What is required:
Go through the material that comes after this and count the lines containing "phone"; report only the count.

══ Data

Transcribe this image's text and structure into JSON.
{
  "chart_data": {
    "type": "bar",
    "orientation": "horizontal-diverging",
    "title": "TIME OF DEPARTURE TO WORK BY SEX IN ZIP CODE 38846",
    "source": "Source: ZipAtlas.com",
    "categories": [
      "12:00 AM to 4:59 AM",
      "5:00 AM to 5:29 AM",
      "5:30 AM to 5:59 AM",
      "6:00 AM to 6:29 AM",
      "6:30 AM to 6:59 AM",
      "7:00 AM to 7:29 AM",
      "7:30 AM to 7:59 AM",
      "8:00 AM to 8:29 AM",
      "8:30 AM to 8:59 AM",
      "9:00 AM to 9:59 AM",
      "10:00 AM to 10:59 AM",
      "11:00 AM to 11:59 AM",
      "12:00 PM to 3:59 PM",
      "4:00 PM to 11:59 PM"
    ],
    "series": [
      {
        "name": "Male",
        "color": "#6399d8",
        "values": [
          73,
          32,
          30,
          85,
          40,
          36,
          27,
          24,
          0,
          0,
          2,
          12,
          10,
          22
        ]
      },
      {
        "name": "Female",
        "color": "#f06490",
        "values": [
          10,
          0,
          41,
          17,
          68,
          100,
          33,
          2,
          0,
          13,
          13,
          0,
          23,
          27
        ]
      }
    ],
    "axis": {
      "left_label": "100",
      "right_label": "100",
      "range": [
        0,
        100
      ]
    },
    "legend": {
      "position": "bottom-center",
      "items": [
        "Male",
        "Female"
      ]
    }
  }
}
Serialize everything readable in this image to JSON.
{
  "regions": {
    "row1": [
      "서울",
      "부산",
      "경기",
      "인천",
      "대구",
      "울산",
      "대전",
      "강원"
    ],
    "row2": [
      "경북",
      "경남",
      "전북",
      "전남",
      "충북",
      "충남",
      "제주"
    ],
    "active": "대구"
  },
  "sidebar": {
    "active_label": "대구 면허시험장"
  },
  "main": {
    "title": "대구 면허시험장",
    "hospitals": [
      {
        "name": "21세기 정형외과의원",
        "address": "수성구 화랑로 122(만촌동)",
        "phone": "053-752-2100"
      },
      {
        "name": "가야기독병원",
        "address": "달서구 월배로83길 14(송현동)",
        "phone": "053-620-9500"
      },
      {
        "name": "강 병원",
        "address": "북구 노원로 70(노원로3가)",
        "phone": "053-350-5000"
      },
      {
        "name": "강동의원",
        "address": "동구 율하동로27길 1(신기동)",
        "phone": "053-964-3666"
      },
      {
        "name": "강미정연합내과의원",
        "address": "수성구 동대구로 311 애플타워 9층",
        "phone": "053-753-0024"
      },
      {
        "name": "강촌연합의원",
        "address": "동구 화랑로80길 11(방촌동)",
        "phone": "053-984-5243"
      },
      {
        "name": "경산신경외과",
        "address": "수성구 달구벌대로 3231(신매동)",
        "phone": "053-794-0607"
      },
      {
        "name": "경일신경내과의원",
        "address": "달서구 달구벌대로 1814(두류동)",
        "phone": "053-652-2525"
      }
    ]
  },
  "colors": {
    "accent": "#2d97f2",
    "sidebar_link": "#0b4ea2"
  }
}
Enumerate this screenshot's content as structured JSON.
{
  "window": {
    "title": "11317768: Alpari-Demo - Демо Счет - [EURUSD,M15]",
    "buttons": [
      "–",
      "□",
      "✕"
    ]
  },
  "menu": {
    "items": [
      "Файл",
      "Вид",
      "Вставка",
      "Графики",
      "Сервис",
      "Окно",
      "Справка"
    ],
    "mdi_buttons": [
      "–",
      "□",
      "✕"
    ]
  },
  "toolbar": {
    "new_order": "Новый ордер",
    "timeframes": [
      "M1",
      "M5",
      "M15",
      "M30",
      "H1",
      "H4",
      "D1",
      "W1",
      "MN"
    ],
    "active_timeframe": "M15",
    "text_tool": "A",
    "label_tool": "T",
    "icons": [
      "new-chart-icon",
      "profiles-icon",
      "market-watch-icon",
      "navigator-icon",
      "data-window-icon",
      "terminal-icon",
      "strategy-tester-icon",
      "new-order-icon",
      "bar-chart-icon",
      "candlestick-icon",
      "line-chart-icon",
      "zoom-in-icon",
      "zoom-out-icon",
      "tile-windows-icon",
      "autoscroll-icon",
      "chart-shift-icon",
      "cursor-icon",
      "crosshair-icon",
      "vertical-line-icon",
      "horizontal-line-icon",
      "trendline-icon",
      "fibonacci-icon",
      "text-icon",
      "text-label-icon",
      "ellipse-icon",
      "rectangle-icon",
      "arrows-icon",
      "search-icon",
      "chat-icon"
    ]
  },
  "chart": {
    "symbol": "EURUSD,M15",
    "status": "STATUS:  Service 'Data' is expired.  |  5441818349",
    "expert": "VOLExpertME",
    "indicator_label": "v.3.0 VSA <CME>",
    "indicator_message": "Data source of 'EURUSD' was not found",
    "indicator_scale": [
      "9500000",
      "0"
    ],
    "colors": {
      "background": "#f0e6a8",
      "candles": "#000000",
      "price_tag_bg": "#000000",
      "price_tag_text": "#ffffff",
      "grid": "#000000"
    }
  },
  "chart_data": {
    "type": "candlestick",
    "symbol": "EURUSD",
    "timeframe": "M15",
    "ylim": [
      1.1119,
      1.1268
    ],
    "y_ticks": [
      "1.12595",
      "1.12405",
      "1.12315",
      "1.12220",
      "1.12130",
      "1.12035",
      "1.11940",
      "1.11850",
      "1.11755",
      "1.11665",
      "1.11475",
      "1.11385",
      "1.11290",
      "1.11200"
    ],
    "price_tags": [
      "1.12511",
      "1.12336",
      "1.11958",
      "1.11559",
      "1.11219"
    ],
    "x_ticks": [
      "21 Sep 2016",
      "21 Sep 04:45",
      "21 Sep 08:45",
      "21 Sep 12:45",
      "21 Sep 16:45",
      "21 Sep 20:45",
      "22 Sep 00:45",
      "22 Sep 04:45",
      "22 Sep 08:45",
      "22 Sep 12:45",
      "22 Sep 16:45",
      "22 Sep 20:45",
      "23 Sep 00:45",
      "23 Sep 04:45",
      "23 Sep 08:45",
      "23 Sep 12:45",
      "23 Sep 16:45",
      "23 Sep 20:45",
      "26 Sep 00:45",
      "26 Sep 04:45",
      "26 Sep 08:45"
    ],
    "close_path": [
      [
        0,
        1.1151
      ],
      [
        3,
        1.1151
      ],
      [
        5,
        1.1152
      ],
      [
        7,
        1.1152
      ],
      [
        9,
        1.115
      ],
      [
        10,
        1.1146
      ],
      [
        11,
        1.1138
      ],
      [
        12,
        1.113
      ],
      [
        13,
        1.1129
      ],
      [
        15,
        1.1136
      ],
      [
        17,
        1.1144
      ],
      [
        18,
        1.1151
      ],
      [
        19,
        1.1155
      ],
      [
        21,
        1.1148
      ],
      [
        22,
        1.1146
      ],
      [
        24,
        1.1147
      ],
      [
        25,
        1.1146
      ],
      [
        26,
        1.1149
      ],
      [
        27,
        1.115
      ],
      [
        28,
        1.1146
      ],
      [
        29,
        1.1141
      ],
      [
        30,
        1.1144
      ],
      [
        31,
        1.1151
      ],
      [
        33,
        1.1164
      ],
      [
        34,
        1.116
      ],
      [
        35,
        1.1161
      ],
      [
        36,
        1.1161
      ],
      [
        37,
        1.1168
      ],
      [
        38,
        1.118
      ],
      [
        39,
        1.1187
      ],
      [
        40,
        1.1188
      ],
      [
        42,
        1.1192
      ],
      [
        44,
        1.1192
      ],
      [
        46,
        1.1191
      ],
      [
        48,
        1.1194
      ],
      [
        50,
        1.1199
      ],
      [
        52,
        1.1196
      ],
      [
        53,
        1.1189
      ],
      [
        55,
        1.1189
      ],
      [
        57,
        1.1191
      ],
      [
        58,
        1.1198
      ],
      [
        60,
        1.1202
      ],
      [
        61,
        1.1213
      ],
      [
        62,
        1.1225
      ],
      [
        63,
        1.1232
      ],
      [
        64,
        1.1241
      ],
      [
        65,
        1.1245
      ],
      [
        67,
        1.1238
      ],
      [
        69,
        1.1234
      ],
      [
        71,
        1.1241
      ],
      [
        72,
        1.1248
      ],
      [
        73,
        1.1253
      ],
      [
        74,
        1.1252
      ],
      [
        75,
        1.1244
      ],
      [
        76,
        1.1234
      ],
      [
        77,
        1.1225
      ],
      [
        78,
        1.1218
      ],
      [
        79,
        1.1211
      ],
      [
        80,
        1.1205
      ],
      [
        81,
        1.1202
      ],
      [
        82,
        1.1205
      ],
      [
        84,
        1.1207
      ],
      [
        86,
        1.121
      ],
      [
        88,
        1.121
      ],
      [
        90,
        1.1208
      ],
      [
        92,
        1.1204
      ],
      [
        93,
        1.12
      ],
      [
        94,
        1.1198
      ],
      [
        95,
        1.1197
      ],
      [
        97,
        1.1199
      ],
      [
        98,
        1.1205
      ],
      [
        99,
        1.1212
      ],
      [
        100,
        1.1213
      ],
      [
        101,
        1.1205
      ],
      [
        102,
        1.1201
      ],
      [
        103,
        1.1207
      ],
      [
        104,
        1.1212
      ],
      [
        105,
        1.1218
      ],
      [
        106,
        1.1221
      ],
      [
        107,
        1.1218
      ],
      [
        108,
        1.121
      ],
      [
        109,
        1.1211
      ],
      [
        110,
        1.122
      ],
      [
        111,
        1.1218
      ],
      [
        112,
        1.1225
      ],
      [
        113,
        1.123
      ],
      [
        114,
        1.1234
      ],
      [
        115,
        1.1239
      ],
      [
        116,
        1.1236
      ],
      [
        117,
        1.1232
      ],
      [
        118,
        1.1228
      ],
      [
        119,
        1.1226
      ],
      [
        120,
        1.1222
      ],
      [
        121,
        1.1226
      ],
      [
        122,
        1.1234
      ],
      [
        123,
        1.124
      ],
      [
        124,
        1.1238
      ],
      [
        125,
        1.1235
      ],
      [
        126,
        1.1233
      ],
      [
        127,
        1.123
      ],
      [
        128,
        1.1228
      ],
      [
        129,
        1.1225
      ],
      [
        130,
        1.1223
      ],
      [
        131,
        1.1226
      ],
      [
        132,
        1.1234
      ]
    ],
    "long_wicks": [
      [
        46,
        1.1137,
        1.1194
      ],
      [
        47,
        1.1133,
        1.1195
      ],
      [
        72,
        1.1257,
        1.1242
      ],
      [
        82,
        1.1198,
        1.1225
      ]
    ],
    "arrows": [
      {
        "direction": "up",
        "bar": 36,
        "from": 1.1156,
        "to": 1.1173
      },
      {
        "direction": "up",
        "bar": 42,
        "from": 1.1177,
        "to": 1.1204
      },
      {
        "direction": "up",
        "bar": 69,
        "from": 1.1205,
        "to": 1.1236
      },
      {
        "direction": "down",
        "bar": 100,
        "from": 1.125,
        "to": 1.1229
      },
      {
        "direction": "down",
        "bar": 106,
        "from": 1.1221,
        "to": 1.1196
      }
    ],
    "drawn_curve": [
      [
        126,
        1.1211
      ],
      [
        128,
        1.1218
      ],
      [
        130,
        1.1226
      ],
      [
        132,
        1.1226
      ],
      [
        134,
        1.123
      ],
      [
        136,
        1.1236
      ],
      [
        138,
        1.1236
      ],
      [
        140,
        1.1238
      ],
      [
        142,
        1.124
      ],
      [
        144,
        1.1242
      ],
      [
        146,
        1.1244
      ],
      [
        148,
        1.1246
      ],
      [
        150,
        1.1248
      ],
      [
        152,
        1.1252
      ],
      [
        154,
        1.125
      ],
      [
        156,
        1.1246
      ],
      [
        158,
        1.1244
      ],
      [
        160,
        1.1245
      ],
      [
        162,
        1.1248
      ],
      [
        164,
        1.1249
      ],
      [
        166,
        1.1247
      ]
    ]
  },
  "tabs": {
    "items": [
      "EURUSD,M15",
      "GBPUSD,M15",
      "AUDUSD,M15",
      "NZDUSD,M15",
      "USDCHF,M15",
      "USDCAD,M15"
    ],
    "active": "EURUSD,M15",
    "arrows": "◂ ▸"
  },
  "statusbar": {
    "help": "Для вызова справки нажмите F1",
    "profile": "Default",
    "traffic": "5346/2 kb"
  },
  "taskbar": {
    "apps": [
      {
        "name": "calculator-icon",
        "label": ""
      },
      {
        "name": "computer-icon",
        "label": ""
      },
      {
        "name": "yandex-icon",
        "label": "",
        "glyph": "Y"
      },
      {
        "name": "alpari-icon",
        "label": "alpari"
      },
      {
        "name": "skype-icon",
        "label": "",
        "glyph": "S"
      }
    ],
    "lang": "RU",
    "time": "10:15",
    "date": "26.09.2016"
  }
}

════

Expected output:
8